In addition to this ciliated band the form of the Tornaria is quite characteristic and unlike the adult.
The Tornaria larva offers a certain similarity to larvae of Echinoderms (sea-urchins, star-fishes, and sea-cucumbers), and when first discovered was so described.
It is within the bounds of possibility that Tornaria actually does indicate a remote affinity on the part of the Enteropneusta to the Echinoderms, not only on account of its external form, but also by reason of the possession of a dorsal water-pore communicating with the anterior body-cavity.

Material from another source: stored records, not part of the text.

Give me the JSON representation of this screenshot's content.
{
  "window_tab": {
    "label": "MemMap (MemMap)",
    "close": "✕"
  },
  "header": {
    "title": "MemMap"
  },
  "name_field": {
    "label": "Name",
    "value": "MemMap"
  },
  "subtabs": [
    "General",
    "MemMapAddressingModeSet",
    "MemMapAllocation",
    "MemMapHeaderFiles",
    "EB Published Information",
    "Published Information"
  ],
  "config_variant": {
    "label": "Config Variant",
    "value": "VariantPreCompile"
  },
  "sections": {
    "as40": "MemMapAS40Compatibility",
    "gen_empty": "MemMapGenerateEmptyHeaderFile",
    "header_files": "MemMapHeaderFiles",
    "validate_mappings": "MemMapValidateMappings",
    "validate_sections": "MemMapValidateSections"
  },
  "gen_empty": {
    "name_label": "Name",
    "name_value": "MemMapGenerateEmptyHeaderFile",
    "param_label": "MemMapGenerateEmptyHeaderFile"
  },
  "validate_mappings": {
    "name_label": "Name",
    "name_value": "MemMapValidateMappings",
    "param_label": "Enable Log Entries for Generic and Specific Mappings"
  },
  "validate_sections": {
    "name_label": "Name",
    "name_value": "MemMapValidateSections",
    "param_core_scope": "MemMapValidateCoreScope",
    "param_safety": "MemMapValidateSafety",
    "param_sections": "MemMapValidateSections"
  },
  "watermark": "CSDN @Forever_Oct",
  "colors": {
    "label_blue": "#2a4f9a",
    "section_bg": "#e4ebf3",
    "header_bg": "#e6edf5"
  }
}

But only slight modifications are required to produce the Tornaria larva of the Enteropneusta and other larvae, including the special type that is inferred from the Dipleurula larval stages of recent forms to have characterized the ancestor of the Echinoderms. We cannot enter here into all the details of comparison between these larval forms; amid much that is hypothetical a few homologies are widely accepted, and the preceding account will show the kind of relation that the Echinoderms bear to other animals, including what are now usually regarded as the ancestors of the Chordata (to which back-boned animals belong), as well as the nature of the evidence that their study has been, or may be, made to yield.

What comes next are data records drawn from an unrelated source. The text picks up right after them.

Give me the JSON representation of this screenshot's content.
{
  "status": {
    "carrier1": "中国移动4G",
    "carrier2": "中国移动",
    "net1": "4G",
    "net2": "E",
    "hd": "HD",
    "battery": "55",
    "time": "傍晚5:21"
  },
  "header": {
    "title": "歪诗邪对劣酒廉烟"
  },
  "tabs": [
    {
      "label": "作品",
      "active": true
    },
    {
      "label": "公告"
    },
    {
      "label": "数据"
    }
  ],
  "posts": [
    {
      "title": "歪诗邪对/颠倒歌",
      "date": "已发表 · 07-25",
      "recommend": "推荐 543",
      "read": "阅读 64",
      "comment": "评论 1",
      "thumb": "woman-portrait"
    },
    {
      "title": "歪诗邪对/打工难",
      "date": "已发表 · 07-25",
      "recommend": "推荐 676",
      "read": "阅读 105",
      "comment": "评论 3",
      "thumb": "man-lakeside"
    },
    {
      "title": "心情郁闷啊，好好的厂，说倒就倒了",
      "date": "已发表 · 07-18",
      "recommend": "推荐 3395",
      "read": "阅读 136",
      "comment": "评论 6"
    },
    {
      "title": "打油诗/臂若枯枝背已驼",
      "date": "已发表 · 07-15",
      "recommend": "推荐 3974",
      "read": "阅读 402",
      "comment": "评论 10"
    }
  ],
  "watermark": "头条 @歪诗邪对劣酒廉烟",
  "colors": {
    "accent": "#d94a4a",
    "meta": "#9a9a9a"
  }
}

In these cases the larva, called Tornaria, is pelagic and transparent, and possesses a complicated ciliated seam, the longitudinal ciliated band, often drawn out into convoluted bays and lappets.